▶ [Data under study]:
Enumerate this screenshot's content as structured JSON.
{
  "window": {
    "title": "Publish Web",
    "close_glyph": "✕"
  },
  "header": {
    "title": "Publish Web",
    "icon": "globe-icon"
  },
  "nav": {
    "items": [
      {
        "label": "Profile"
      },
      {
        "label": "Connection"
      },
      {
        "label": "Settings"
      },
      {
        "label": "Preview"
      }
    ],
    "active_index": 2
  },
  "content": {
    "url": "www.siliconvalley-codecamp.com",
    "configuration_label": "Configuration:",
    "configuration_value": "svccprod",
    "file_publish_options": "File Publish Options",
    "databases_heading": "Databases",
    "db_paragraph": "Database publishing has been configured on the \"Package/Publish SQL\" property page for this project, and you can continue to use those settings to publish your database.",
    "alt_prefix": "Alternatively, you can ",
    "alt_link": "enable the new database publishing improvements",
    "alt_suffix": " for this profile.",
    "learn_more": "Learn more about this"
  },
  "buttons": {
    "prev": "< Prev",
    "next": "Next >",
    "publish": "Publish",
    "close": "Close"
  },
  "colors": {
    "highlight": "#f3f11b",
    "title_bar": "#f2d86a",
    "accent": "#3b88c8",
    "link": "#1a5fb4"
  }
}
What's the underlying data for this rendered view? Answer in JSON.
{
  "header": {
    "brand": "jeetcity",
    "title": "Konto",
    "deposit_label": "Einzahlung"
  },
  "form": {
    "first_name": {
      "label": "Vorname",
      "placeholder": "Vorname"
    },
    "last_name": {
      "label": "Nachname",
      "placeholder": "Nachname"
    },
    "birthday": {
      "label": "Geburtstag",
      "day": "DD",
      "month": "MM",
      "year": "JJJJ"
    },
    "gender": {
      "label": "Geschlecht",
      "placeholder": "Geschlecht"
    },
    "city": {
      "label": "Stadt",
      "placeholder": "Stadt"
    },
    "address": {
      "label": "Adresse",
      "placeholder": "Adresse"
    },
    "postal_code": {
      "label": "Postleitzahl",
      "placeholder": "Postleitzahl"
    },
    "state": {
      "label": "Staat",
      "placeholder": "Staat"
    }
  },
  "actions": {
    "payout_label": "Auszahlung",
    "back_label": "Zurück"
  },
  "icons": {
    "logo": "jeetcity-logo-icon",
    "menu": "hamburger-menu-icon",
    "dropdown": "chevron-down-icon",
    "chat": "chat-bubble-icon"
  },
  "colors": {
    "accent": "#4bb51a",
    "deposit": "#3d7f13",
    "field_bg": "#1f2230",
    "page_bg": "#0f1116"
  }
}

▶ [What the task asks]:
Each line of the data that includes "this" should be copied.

▶ [Answer to the exercise]:
Enumerate this screenshot's content as structured JSON.
    "db_paragraph": "Database publishing has been configured on the \"Package/Publish SQL\" property page for this project, and you can continue to use those settings to publish your database.",
    "alt_suffix": " for this profile.",
    "learn_more": "Learn more about this"
What's the underlying data for this rendered view? Answer in JSON.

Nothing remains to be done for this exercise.